'Well, she started going out with a lawyer whose wife was mentally disturbed. I guess the wife found out about the affair, and suffered a complete mental collapse--
'And so, one fateful night, she found the keys to a drawer where a pistol was kept. She shot her husband through the head, and then put the barrel of the gun in her own mouth and pulled the trigger.
'The media found out about Jen's role, and the citizens of the small, tightly-knit community where she lived proceeded to hound the girl day and night, until she was practically forced to flee for her life!'
Kathy shook her head. 'The last she said to me was, 'If anything happens to me, I deserve it.' But she didn't deserve that. What she deserved was to get some help.'
'You're right,' said Margo. 'But what was anybody going to do for her? How do you go back and erase the past? How do you give a person a new life?'
Later that day, Dr. Vaughn stopped by, steering his wheelchair easily into Jen's spacious office.
'Hello, neighbor!' he said cheerfully. 'Hi, Karl!' said Kathy.
She was still busy putting away files from her morning's move. 'I hear you booked five more tours,' said Vaughn.
'Yeah-- Newsday, Channel 4, and three small-towns,' said Kathy.
'Not yet. If we pass channel 4's 'audition,' maybe.'
'Hmm. The hearing's been bumped up to the 15th.'
'In December?!?' asked Kathy.
Vaughn smiled. 'No-- January.'
Kathy laughed. 'I was going to say-- with the holidays!'
Vaughn was looking out the office window. 'I hated to give up this view. Hope you enjoy it as much as I did. What are you going to be doing for Thanksgiving?'
Kathy smiled. 'Margo Kravoski invited me over for turkey, but I turned her down. I've still got so much I want to do with my apartment.'
'Uh huh,' said Vaughn. 'After the break, you're going to need to hire a new assistant. We've got a ton of work for you-- the patient surveys, rounding out the corporate contacts. If you aren't able to hire somebody, lets get some temps in here to give you a hand with the workload.'
'Ok, Karl,' said Kathy. 'Will do.'
After Vaughn left, Kathy began unloading the boxes of her former secretary's supplies. Taking a softcover grammar book from a box, she noticed that it had a crumpled sheet of paper tucked in it. Kathy pulled the sheet from the book and looked at it. When she saw what it was, she frowned with puzzlement.
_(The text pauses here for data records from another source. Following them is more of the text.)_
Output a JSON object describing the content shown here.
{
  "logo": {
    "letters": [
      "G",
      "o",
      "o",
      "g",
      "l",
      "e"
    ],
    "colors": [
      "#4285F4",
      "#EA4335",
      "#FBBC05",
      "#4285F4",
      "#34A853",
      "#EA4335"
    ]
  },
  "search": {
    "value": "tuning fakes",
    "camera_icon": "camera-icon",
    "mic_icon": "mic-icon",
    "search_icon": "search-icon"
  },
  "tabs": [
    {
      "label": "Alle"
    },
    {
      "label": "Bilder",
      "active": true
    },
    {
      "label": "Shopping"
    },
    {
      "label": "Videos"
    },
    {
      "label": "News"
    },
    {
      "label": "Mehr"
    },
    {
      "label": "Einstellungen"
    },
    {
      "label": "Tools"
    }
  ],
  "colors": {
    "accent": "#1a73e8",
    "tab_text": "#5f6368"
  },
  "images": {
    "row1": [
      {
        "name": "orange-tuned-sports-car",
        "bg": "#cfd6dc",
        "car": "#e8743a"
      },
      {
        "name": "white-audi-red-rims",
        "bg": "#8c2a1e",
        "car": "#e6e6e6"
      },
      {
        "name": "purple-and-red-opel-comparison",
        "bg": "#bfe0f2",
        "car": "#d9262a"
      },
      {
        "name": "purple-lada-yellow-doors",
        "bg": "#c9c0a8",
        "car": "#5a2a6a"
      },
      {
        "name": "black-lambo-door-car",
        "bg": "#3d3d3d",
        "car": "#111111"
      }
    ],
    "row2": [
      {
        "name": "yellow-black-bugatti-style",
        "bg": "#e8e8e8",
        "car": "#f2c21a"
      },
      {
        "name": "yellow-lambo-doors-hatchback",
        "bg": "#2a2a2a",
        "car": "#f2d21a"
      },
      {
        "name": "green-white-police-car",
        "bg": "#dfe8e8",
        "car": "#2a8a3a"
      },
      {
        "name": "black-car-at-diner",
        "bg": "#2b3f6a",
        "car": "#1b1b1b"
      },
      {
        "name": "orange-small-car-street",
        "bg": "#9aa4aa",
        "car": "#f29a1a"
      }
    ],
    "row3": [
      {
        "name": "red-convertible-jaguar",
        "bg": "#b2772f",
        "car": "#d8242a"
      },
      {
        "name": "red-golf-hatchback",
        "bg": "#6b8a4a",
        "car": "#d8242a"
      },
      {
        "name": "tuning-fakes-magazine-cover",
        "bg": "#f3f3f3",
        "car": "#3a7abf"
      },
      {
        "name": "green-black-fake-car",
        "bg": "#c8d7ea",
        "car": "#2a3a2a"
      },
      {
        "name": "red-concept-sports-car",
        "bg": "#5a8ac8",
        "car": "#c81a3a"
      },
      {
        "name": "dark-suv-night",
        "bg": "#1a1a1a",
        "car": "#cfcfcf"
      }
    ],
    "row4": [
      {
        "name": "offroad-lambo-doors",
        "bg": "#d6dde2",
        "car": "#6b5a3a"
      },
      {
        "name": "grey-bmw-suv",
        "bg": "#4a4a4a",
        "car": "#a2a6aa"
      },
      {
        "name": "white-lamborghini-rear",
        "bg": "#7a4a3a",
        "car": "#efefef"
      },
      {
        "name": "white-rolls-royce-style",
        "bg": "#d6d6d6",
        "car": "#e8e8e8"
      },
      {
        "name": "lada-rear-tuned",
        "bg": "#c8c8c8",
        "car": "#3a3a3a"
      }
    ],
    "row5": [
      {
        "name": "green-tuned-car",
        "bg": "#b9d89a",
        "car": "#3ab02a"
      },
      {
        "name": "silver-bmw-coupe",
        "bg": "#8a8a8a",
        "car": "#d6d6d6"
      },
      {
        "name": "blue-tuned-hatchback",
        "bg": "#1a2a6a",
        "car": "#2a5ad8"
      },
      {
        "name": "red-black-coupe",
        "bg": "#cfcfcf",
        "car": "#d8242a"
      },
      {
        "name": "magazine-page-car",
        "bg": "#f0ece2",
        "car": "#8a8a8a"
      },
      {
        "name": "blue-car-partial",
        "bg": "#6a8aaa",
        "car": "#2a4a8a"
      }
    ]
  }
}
Typed on the sheet, in 30-point lettering, were the words, 'RETURN TO THE FOLD!'